By: Presbyterian Senior Living on March 24th, 2022
Protecting a Senior from Identity Theft During Tax Season
Finance & Planning | Miscellaneous
The 2021 tax deadline is fast approaching. Your return must be filed by midnight on Monday, April 18, 2022. While you do have a few extra days to finish your taxes this year, this is a task few people look forward to even if they use a tax preparer or accountant. Added to the stress of tax time is a complication that has popped up in recent years—identity theft. Many seniors aren’t even aware of this concern.
Older adults have long been targets for scams, such as fraudulent home repairs and “winning” fake contests and sweepstakes. What many are surprised to learn is that seniors are also more vulnerable to identity theft. The Federal Trade Commission (FTC) says that identity theft in the months leading up to tax filing has become a real threat to a senior’s fiscal stability.
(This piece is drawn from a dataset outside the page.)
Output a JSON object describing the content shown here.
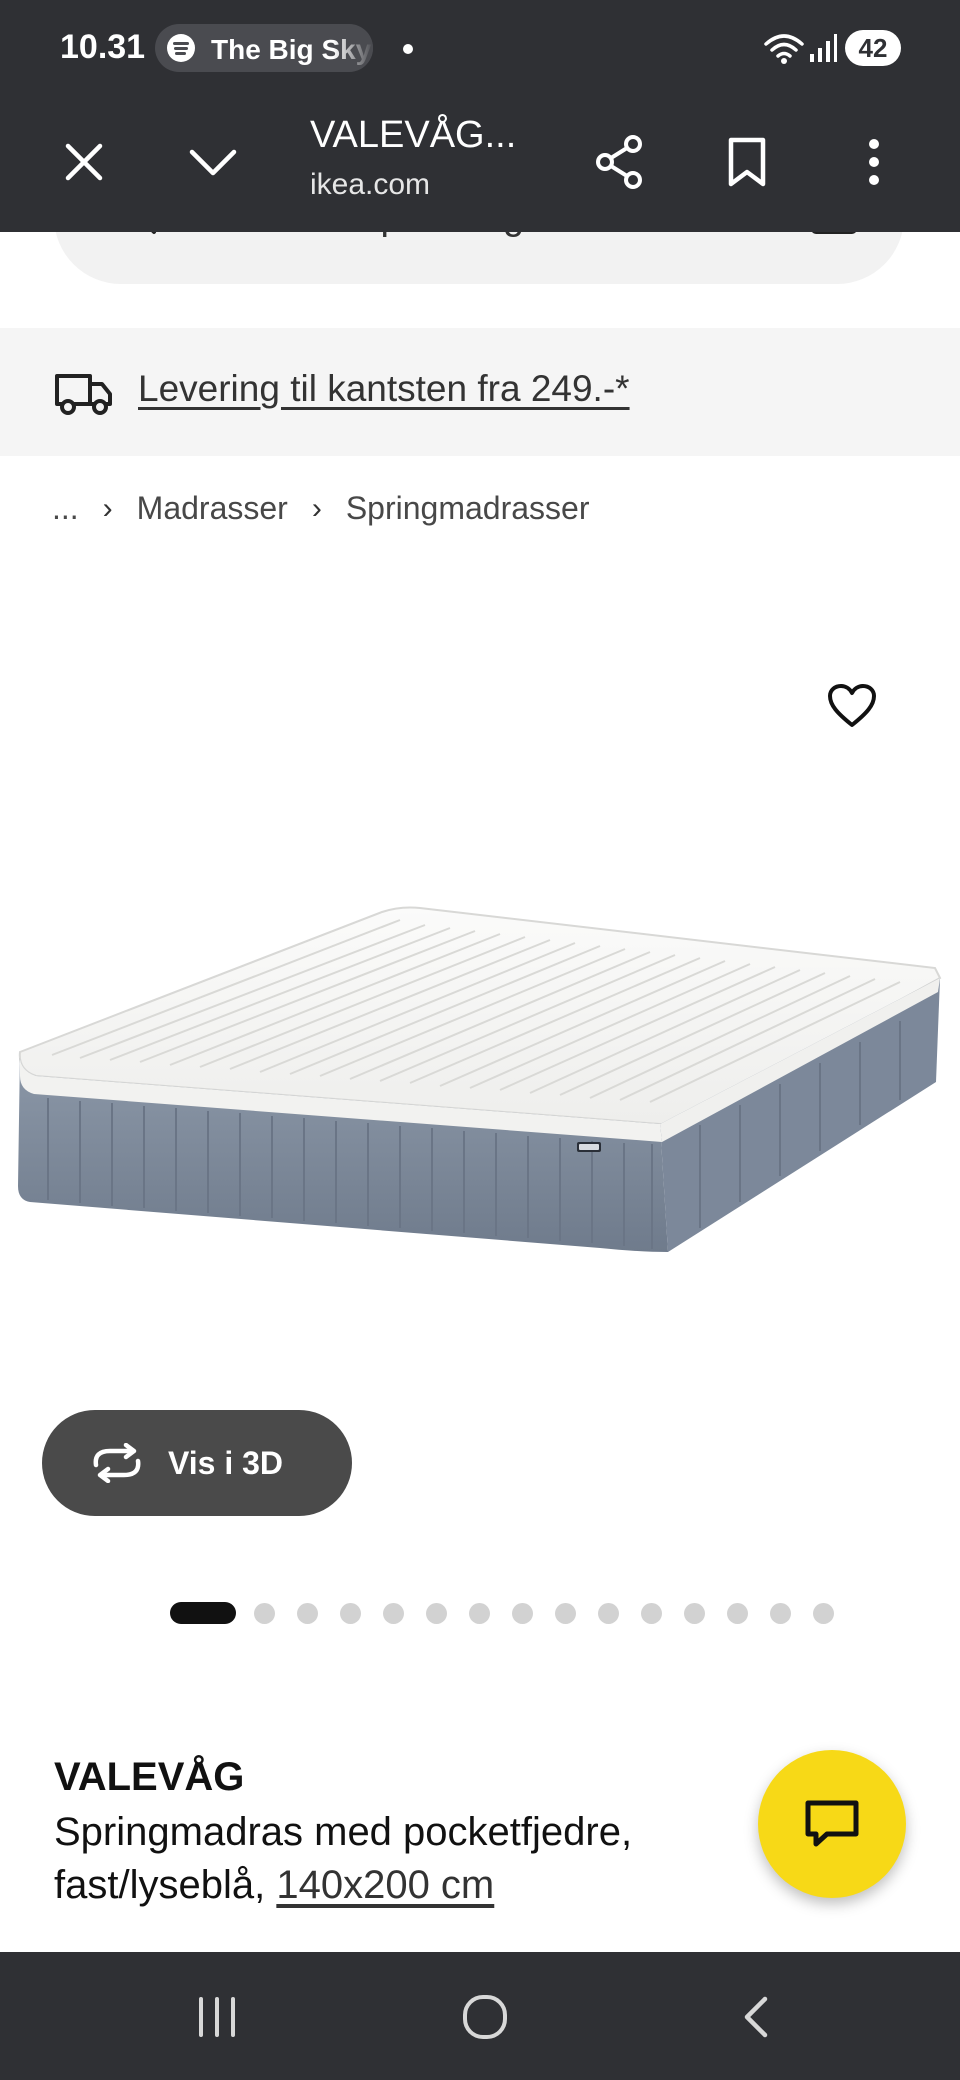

As the 2021 tax deadline approaches, here are a few useful tips for protecting yourself or an aging loved one from becoming a victim.
Ways to Protect Your Identity During Tax Season
1. File your taxes soon
Financial crimes experts from the National Consumers League say that the longer you delay filing your taxes, the more likely someone will fraudulently file a false return using your personal information. While the IRS will eventually resolve the problem, it may take months or even years to do so. If you are entitled to a refund on your taxes, your money will be tied up until a determination is made. You might be forced to hire an attorney to represent your interest. Because these matters can be time-consuming to resolve, the cost of legal representation can add up. The bottom line is to file well before the April 18 deadline to lower your risk of becoming a victim of identity theft.
2. Hire a reputable tax professional
If you don’t have an established relationship with an accountant or tax professional, it might be a good idea to hire one. They will be able to navigate the changing tax laws and ensure that you maximize your deductions. And they will likely have systems in place to help protect your private information. Ask friends and family for referrals, so you can feel confident in who you hire.
Even with a personal referral, it’s still a good idea to check for complaints with the Better Business Bureau and online review sites. It’s an added layer of protection that will give you peace of mind.
3. Enroll in an identity protection program
Despite the extra effort you put in place to protect yourself or a senior family member, one of you may still become a victim of identity theft or financial fraud. The key to preventing or minimizing losses is to catch criminal activity early. One avenue for doing so is by enrolling in an identity theft protection program.
There are a variety of these services available with options ranging from monitoring the dark web for a senior’s personal information to offering antivirus software. Some even offer discounts for AARP members. This review of the pros and cons of the top identity theft protection programs may be useful.
4. Secure personal information and paperwork
As a senior needs a little more help at home, they often hire people to assist with lawn care, home repairs, housekeeping, and transportation. This means more people will be in and out of the home. It can increase the chance that someone will gain access to personal information, such as a driver’s license number, Social Security card, or insurance card. Even old credit card and investment statements can give a criminal an avenue for stealing from the senior. By securing your family member’s personal information, you make it more difficult to find. It might be by installing a safe in a closet or behind a picture on a wall. Store the code in a different location. While not as convenient, another good option is to rent a safe deposit box at a nearby bank or credit union.
5. Stay alert for new scams
Finally, you can avoid financial scams by staying on top of the types of crimes that are being committed. Every few years the IRS publishes a list of their “dirty dozen” top tax scams. It highlights common concerns ranging from tax preparer fraud to phishing trends. By staying informed and sharing what you learn with senior loved ones, you lower the odds of becoming a victim.
It will also be helpful to follow local news stations on social media, as well as the FBI and your local law enforcement agencies. The Better Business Bureau’s BBB Scam Tracker is another resource to take advantage of to stay informed.
About Presbyterian Senior Living
Presbyterian Senior Living is a not-for-profit organization, fulfilling its charitable purpose and mission by providing high quality retirement choices, healthcare services and affordable residential living options for people 55 and older for more than 85 years. Headquartered in Dillsburg, Pennsylvania, Presbyterian Senior Living provides services to approximately 6,000 seniors in 30 locations in the mid-Atlantic region of Pennsylvania, Maryland, Ohio and Delaware.